Developing his team’s full potential by delegating meaningful work, including client relationships, is the way Gillespie ensures the future of his own advisory business — and it’s the way RGF develops the next generation of advisors and leadership.
This method of bringing in new advisors and allowing them to develop into future leaders has sustained the advisor-led firm for 50 years. Gillespie said RGF follows this process to remain an independent firm whose leaders can control their own working environment and make decisions that are not solely based on profitability but on improving the client experience.
A current RGF project is enabling clients to customize their experience through options such as digital appointment scheduling and communications. “Instead of us telling the client how we’re going to deal with them, they’re telling us how they want to deal with us,” he said. “We’re trying to tailor the relationship based on what the client wants.” Gillespie believes this level of customized service differentiates the experience his firm provides from how a large institution might serve clients.
These kinds of distinctions come from the perspective of being a business owner rather than a salesperson. “We’re a sales profession, but not the way you think,” he explained. “It’s about selling what is the best right thing for the client to do. That may or may not be a product set, but at the end of the day, you’ll be significantly more profitable. The referrals that came from this approach give you long-term success.”
Leadership in MDRT
Growing his career in a firm alongside longtime MDRT members meant that getting involved with the organization was an expectation for Gillespie. He volunteered for the Program General Arrangements Committee at his third Annual Meeting and quickly began meeting other members and building what would become long-term friendships.
As one volunteer assignment led to another, Gillespie found himself moving through various committees, serving as Advisory Board Chair for Top of the Table in 2019 and Global Council Member of the Finance Division currently. These roles increased his exposure to more members of the organization from around the globe, which has given him an opportunity to hear new perspectives about the profession. “I don’t think anybody is a visionary; all you’re trying to do is figure out what’s changing in the world, and the only way you can do that is by talking to other people,” he said. “See what’s going on out there in other jurisdictions, other rules, what other people are doing.”
Gillespie’s curiosity leads him to seek differing opinions. “If you go to people you agree with, you’re not learning anything,” he said.
New concepts are carefully weighed — not carelessly implemented. Gillespie collects the ideas throughout the year and pulls them all out for consideration when he sits down in October to write his personal business plan for the following year. “Then I’m able to decide which advice makes sense within the framework of running a practice, rather than what I got excited about at the time,” he said.

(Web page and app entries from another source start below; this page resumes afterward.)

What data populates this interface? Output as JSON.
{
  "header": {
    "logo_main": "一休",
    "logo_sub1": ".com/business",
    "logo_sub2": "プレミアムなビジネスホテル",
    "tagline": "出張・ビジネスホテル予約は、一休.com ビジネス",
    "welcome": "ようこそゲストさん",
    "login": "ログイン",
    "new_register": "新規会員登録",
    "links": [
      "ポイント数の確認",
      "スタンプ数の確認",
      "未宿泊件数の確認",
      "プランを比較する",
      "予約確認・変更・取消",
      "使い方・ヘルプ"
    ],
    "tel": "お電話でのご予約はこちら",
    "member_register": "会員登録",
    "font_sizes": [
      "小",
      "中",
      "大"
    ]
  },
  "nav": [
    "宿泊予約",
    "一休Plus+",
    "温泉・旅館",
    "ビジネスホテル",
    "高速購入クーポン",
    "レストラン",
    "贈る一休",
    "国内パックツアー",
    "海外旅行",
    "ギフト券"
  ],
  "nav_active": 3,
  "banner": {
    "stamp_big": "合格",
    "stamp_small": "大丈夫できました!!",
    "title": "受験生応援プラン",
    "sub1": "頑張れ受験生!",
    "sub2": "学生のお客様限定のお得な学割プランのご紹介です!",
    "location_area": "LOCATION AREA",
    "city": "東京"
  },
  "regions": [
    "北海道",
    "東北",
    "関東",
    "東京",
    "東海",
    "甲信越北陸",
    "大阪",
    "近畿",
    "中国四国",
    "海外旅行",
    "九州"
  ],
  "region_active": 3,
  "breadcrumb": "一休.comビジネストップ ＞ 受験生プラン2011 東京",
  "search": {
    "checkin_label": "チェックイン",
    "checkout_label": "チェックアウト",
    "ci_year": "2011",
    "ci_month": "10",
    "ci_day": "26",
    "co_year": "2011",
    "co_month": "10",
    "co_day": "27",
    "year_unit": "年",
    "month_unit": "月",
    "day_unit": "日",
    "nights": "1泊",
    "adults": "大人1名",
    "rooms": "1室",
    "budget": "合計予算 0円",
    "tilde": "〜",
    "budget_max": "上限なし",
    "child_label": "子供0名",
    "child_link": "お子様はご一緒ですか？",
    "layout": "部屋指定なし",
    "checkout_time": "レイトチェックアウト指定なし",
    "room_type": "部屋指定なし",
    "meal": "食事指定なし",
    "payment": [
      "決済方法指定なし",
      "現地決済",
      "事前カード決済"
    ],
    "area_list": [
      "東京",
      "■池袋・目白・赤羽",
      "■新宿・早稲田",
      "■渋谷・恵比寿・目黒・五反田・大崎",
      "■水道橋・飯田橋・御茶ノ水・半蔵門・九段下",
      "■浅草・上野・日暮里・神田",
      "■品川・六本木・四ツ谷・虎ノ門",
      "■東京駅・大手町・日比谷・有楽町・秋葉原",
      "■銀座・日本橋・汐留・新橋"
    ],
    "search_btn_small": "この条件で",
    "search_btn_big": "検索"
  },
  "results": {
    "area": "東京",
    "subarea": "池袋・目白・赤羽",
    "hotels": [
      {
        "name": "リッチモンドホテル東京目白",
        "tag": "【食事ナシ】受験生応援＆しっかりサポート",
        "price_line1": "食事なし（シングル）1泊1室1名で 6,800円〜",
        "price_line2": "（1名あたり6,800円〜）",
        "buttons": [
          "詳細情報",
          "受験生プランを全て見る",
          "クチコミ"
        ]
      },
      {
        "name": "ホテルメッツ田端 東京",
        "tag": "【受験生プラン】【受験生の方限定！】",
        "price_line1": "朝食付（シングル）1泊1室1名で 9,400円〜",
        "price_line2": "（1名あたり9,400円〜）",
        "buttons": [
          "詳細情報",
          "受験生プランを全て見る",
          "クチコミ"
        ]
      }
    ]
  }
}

Gillespie’s drive toward growth and change — balanced by a need to consider and implement only select new ideas — positions him well to guide MDRT. With different consumers in each geographical area and different technologies at play, he knows this profession doesn’t look the same everywhere — and that’s an advantage for MDRT. Gillespie believes that having the opportunity to hear different perspectives can only help the organization find the best way forward, and he sees his role as a member of the Executive Committee to be ready to provide his perspective alongside his peers. “I’m there to give a diverse opinion,” he said. “When the Executive Committee gathers to make decisions, we are each there to make sure there are no blind spots.”